On that gray Nov. 7 in 1926, there was no indication that the short 29-year-old man who walked with a limp and had just stepped off of a train at Berlin’s Anhalter Station would shape the destiny of the German capital.
I asked the Smart Jews what they thought and came away having to admit that they were indeed very smart. You can think about this trial in two ways, they said. One way is narrow: it’s about ascertaining the technical nature of a business relationship. The other way is broad: it’s about righting the pathological ways in which a particular society has organized itself.
The trouble is, derivatives rules are weaker or nonexistent elsewhere, making the call for substituted compliance either a tactic to delay enforcement until the rest of the world updates its regulations or, worse, an attempt to avoid tough regulation altogether.
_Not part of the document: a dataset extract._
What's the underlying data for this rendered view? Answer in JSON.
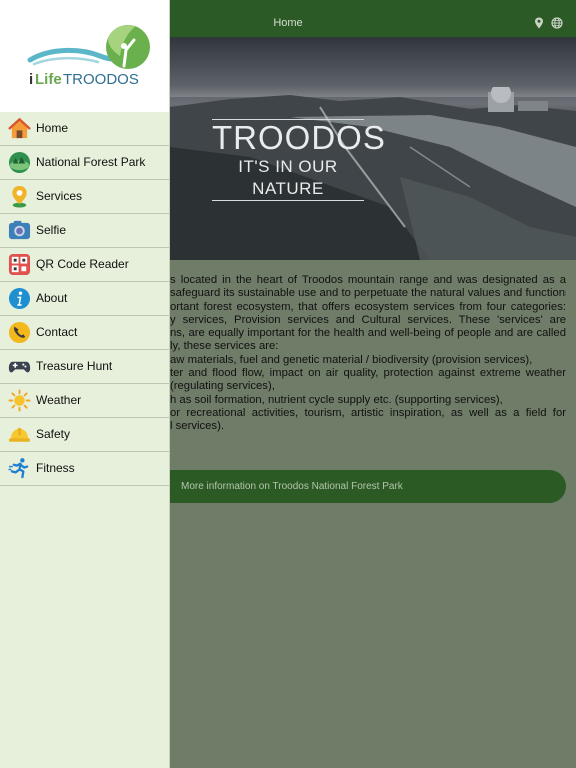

ABN Amro had “employed two former employees of S&P” to learn the agency’s methods, the judge said. It knew, for example, that for S&P to give the derivatives the top rating, its models had to show a likely default rate of less than 0.728%.